“What is so special about this program is the students. They are so hungry and constantly want to learn,” said Forbes, who is married to deaf rapper Sean Forbes. “The students sleep, live and breathe the language.”
Kelly Flores of Lincoln Park, program coordinator at OCC, stresses to the students the importance of connecting with deaf individuals.
Before enrolling, students are required to attend deaf events within the community and volunteer.
“This is not a course where the lesson is over when you leave the classroom. It’s constant learning,” Flores said. “The cohort spends a lot of time together. It’s like a big family.”
Forbes insists one of the misconceptions many people have about the deaf is how they are labeled.
“People think they are being politically correct by saying hearing impaired, but that is very offensive,” Forbes said. “It makes us feel like we are broken, and we are not. The proper term is hard-of-hearing or deaf.”
One of the challenges interpreters face is learning the language.
“It’s not easy being an interpreter. You have to know grammar and sentence structure,” Colton said. “It’s just like learning another language. Remember, the interpreter doesn’t only have to listen, but they need to have the ability to translate.”

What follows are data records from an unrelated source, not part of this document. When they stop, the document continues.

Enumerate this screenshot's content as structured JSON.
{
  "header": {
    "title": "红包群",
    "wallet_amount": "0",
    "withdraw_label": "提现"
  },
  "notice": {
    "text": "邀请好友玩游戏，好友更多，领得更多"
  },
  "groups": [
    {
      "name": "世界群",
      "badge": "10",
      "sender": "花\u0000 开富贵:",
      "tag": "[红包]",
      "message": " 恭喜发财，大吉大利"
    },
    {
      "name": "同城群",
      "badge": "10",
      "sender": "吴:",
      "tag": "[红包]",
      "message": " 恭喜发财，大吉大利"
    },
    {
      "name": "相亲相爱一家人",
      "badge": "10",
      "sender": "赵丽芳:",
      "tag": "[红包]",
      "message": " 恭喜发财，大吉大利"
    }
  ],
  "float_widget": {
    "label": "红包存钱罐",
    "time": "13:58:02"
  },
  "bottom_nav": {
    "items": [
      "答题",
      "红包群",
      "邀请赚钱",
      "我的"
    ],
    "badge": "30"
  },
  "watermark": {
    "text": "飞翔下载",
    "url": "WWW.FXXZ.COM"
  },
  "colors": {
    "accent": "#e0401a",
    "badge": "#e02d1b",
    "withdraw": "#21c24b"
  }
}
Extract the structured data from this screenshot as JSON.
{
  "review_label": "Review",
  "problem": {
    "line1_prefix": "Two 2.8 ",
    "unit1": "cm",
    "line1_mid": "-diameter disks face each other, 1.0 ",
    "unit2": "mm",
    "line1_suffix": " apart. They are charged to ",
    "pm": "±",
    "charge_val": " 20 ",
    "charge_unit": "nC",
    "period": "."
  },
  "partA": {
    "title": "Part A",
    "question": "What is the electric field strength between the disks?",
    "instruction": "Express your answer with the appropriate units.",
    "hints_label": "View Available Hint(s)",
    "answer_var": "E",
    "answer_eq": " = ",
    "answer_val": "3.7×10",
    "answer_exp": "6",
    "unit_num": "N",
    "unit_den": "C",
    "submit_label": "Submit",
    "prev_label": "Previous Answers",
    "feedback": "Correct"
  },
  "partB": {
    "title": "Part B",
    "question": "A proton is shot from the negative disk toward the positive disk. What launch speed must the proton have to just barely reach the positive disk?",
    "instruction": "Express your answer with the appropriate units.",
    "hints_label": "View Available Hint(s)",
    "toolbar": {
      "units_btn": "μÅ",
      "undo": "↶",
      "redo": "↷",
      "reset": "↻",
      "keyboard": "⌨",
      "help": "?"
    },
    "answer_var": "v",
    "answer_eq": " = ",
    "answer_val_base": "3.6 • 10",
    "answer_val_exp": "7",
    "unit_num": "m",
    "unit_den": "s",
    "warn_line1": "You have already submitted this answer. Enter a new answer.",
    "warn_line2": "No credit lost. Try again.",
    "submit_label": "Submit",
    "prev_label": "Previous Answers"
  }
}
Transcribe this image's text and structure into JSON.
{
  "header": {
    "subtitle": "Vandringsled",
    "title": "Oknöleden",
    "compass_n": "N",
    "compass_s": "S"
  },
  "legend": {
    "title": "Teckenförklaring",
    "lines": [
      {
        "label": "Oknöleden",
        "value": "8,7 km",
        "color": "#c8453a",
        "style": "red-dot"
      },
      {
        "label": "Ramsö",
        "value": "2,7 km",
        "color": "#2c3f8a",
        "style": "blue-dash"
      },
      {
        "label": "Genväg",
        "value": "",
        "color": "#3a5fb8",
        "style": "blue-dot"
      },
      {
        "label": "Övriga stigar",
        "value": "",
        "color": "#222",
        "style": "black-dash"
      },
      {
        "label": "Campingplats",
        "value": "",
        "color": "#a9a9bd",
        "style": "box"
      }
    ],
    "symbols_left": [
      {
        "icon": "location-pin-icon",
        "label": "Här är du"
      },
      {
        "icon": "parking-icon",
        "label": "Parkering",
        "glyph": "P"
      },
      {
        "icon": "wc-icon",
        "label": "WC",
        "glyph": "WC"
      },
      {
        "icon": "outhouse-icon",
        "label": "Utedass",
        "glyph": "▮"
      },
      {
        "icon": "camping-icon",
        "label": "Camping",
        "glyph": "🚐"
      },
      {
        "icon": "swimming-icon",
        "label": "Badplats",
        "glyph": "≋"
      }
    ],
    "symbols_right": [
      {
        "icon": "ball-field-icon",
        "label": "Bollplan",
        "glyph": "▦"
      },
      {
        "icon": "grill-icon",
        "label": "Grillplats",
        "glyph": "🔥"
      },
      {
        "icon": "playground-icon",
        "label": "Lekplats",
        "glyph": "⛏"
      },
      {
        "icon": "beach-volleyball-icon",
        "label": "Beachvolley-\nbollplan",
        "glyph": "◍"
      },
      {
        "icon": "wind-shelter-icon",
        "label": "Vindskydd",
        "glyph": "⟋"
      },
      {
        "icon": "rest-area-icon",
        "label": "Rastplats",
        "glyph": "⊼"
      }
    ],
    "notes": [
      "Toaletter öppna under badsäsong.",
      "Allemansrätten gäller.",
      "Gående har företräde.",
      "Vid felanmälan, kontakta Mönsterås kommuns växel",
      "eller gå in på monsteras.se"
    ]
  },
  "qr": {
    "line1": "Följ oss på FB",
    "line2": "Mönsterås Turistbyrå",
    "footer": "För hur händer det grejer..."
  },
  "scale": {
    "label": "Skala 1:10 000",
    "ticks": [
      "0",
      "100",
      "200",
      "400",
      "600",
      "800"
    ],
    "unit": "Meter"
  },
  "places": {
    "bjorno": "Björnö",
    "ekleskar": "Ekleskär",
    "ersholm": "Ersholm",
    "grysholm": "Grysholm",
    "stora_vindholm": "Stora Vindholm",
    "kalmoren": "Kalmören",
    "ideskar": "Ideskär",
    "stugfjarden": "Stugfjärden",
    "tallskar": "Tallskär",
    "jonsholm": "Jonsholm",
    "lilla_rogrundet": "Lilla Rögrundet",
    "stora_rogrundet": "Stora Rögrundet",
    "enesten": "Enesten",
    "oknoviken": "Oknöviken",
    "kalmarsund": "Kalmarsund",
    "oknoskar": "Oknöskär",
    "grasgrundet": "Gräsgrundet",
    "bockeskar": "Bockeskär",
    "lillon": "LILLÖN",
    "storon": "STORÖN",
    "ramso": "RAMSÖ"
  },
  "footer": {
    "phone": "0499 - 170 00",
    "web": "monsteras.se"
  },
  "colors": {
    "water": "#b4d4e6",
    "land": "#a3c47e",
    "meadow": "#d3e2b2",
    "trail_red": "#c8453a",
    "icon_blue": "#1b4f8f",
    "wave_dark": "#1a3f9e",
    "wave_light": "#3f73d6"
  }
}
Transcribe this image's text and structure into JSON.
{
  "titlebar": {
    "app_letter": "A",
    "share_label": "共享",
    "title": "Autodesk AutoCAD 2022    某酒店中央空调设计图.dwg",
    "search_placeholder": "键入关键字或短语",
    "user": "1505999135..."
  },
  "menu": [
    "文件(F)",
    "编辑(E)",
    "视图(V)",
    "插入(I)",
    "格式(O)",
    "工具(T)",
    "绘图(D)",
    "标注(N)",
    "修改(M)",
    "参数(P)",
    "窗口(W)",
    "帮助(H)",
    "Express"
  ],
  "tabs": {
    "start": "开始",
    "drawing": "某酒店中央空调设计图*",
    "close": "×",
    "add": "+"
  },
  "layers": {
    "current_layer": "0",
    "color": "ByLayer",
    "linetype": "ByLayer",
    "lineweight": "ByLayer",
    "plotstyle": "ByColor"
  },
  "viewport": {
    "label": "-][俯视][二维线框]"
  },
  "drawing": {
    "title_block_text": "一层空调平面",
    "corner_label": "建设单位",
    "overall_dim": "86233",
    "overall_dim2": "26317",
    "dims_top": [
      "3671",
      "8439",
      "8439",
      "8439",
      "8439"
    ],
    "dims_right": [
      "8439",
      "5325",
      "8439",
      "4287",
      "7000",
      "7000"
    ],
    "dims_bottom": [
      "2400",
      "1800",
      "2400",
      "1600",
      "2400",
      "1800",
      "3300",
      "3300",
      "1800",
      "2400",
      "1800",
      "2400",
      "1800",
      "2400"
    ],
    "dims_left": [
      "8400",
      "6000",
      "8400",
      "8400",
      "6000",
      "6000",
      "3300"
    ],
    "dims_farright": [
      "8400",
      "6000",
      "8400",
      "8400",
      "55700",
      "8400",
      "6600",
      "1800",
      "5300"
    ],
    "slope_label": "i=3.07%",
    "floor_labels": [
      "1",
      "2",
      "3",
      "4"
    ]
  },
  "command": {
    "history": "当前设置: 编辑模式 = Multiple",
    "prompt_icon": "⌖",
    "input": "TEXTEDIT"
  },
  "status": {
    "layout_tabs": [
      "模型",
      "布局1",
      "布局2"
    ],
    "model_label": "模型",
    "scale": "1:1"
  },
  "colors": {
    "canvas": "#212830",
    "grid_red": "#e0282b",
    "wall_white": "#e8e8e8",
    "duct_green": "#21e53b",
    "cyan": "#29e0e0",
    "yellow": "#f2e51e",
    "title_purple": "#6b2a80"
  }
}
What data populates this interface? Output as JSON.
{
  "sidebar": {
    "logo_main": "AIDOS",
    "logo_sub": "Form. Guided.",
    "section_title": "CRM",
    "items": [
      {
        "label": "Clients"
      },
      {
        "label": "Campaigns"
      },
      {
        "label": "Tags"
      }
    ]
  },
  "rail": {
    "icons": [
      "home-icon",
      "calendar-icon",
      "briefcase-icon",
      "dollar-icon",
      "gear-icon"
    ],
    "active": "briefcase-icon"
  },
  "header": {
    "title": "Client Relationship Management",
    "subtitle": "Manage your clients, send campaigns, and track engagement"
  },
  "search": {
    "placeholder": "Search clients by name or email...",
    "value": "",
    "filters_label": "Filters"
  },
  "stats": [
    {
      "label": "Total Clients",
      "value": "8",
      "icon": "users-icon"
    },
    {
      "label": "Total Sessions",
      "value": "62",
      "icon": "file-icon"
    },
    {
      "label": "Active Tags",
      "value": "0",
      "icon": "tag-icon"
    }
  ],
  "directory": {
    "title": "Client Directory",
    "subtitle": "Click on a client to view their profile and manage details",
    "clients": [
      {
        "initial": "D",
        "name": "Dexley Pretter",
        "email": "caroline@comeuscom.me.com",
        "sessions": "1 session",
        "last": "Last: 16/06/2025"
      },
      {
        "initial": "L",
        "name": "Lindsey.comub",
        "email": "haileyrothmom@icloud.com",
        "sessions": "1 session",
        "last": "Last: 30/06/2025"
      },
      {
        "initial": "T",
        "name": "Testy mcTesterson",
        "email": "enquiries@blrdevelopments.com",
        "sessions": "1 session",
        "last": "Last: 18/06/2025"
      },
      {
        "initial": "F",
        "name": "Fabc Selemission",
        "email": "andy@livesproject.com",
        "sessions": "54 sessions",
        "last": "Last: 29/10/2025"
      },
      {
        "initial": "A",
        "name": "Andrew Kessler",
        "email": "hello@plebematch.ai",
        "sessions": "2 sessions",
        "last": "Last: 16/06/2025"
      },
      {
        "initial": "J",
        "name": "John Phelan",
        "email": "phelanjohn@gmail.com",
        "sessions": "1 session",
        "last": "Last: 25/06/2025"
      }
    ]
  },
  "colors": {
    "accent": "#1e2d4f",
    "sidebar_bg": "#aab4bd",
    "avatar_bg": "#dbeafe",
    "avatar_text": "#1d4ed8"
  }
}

Dylan Secord, a social worker at the Deaf Community Advocacy Network, says while there is a shortage of interpreters, there are other ways she learns to communicate.
“I can’t walk around with an interpreter everywhere I go. I use a notepad too,” Secord says. “Sometimes we are hidden because you don’t know someone is deaf until you go and try to talk to them.”
Forbes hopes with OCC becoming accredited, more students can become certified to help fill the void.
“There have many times where I have had to cancel a meeting or an appointment because there wasn’t an interpreter,” Forbes said. “It can be a challenge, but if both the hearing and the deaf population can work together, we can make a collective change.”
For more information
■Oakland Commuinity College
(248) 636-2355 VP